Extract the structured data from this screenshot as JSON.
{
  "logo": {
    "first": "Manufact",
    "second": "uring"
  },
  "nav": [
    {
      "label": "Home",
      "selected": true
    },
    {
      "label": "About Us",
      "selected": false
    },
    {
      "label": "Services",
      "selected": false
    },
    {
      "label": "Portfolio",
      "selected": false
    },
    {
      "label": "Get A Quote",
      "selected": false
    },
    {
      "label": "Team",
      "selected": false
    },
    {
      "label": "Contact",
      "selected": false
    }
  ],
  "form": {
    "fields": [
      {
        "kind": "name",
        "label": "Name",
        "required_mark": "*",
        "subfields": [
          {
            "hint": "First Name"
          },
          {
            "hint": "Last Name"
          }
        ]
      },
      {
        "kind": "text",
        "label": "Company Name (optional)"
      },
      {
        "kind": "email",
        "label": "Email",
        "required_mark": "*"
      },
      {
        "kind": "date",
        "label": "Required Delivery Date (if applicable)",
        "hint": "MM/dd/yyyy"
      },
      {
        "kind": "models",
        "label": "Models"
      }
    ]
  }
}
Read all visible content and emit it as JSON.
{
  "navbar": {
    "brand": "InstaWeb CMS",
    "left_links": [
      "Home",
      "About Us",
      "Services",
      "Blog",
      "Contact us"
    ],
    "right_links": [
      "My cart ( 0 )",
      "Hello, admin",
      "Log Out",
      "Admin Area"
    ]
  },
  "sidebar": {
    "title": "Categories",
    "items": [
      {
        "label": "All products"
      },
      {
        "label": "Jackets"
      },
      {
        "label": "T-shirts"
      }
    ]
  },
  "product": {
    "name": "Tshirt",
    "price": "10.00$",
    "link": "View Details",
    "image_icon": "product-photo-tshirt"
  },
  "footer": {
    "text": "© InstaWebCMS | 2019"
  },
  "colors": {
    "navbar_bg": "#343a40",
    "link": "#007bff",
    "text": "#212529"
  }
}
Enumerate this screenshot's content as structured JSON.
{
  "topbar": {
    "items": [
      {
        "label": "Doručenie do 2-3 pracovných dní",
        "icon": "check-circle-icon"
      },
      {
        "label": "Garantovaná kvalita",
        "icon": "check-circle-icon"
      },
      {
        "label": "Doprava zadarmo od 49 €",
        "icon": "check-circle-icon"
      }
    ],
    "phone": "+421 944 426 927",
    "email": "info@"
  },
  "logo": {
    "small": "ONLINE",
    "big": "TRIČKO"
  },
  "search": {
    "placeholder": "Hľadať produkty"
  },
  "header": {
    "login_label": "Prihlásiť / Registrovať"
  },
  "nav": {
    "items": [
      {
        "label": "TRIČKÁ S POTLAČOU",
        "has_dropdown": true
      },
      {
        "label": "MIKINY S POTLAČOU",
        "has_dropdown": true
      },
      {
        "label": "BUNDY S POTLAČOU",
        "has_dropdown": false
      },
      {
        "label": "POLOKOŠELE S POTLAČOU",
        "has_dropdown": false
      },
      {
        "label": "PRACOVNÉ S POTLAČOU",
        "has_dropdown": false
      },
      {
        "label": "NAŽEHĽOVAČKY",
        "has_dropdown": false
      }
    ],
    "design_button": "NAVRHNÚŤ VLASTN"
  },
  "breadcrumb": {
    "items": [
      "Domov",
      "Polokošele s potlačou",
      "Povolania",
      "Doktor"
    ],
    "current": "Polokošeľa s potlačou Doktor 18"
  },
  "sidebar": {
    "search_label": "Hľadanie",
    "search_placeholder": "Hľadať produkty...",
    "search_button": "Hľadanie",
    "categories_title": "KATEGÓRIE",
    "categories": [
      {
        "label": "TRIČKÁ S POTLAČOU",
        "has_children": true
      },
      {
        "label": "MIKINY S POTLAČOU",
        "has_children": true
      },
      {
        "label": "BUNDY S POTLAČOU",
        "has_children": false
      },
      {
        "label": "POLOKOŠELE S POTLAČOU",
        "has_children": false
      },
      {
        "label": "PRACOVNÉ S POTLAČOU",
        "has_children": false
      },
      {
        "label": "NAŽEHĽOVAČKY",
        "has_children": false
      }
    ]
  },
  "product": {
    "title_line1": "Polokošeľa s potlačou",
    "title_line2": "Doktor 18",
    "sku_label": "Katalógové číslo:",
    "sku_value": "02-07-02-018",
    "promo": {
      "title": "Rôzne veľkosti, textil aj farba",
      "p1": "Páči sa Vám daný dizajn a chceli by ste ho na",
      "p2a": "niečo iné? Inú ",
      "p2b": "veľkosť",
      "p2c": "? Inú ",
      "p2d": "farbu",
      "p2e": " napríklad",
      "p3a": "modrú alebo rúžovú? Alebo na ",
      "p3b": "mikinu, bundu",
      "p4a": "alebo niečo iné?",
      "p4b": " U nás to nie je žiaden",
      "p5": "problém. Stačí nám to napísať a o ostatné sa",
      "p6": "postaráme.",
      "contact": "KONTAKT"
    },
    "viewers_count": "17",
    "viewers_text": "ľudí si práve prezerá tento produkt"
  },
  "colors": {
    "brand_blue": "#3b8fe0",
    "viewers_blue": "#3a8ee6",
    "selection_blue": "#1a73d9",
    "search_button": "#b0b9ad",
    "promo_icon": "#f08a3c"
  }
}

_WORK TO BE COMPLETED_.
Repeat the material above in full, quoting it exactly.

_SOLVED EXERCISE_.
Extract the structured data from this screenshot as JSON.
{
  "logo": {
    "first": "Manufact",
    "second": "uring"
  },
  "nav": [
    {
      "label": "Home",
      "selected": true
    },
    {
      "label": "About Us",
      "selected": false
    },
    {
      "label": "Services",
      "selected": false
    },
    {
      "label": "Portfolio",
      "selected": false
    },
    {
      "label": "Get A Quote",
      "selected": false
    },
    {
      "label": "Team",
      "selected": false
    },
    {
      "label": "Contact",
      "selected": false
    }
  ],
  "form": {
    "fields": [
      {
        "kind": "name",
        "label": "Name",
        "required_mark": "*",
        "subfields": [
          {
            "hint": "First Name"
          },
          {
            "hint": "Last Name"
          }
        ]
      },
      {
        "kind": "text",
        "label": "Company Name (optional)"
      },
      {
        "kind": "email",
        "label": "Email",
        "required_mark": "*"
      },
      {
        "kind": "date",
        "label": "Required Delivery Date (if applicable)",
        "hint": "MM/dd/yyyy"
      },
      {
        "kind": "models",
        "label": "Models"
      }
    ]
  }
}
Read all visible content and emit it as JSON.
{
  "navbar": {
    "brand": "InstaWeb CMS",
    "left_links": [
      "Home",
      "About Us",
      "Services",
      "Blog",
      "Contact us"
    ],
    "right_links": [
      "My cart ( 0 )",
      "Hello, admin",
      "Log Out",
      "Admin Area"
    ]
  },
  "sidebar": {
    "title": "Categories",
    "items": [
      {
        "label": "All products"
      },
      {
        "label": "Jackets"
      },
      {
        "label": "T-shirts"
      }
    ]
  },
  "product": {
    "name": "Tshirt",
    "price": "10.00$",
    "link": "View Details",
    "image_icon": "product-photo-tshirt"
  },
  "footer": {
    "text": "© InstaWebCMS | 2019"
  },
  "colors": {
    "navbar_bg": "#343a40",
    "link": "#007bff",
    "text": "#212529"
  }
}
Enumerate this screenshot's content as structured JSON.
{
  "topbar": {
    "items": [
      {
        "label": "Doručenie do 2-3 pracovných dní",
        "icon": "check-circle-icon"
      },
      {
        "label": "Garantovaná kvalita",
        "icon": "check-circle-icon"
      },
      {
        "label": "Doprava zadarmo od 49 €",
        "icon": "check-circle-icon"
      }
    ],
    "phone": "+421 944 426 927",
    "email": "info@"
  },
  "logo": {
    "small": "ONLINE",
    "big": "TRIČKO"
  },
  "search": {
    "placeholder": "Hľadať produkty"
  },
  "header": {
    "login_label": "Prihlásiť / Registrovať"
  },
  "nav": {
    "items": [
      {
        "label": "TRIČKÁ S POTLAČOU",
        "has_dropdown": true
      },
      {
        "label": "MIKINY S POTLAČOU",
        "has_dropdown": true
      },
      {
        "label": "BUNDY S POTLAČOU",
        "has_dropdown": false
      },
      {
        "label": "POLOKOŠELE S POTLAČOU",
        "has_dropdown": false
      },
      {
        "label": "PRACOVNÉ S POTLAČOU",
        "has_dropdown": false
      },
      {
        "label": "NAŽEHĽOVAČKY",
        "has_dropdown": false
      }
    ],
    "design_button": "NAVRHNÚŤ VLASTN"
  },
  "breadcrumb": {
    "items": [
      "Domov",
      "Polokošele s potlačou",
      "Povolania",
      "Doktor"
    ],
    "current": "Polokošeľa s potlačou Doktor 18"
  },
  "sidebar": {
    "search_label": "Hľadanie",
    "search_placeholder": "Hľadať produkty...",
    "search_button": "Hľadanie",
    "categories_title": "KATEGÓRIE",
    "categories": [
      {
        "label": "TRIČKÁ S POTLAČOU",
        "has_children": true
      },
      {
        "label": "MIKINY S POTLAČOU",
        "has_children": true
      },
      {
        "label": "BUNDY S POTLAČOU",
        "has_children": false
      },
      {
        "label": "POLOKOŠELE S POTLAČOU",
        "has_children": false
      },
      {
        "label": "PRACOVNÉ S POTLAČOU",
        "has_children": false
      },
      {
        "label": "NAŽEHĽOVAČKY",
        "has_children": false
      }
    ]
  },
  "product": {
    "title_line1": "Polokošeľa s potlačou",
    "title_line2": "Doktor 18",
    "sku_label": "Katalógové číslo:",
    "sku_value": "02-07-02-018",
    "promo": {
      "title": "Rôzne veľkosti, textil aj farba",
      "p1": "Páči sa Vám daný dizajn a chceli by ste ho na",
      "p2a": "niečo iné? Inú ",
      "p2b": "veľkosť",
      "p2c": "? Inú ",
      "p2d": "farbu",
      "p2e": " napríklad",
      "p3a": "modrú alebo rúžovú? Alebo na ",
      "p3b": "mikinu, bundu",
      "p4a": "alebo niečo iné?",
      "p4b": " U nás to nie je žiaden",
      "p5": "problém. Stačí nám to napísať a o ostatné sa",
      "p6": "postaráme.",
      "contact": "KONTAKT"
    },
    "viewers_count": "17",
    "viewers_text": "ľudí si práve prezerá tento produkt"
  },
  "colors": {
    "brand_blue": "#3b8fe0",
    "viewers_blue": "#3a8ee6",
    "selection_blue": "#1a73d9",
    "search_button": "#b0b9ad",
    "promo_icon": "#f08a3c"
  }
}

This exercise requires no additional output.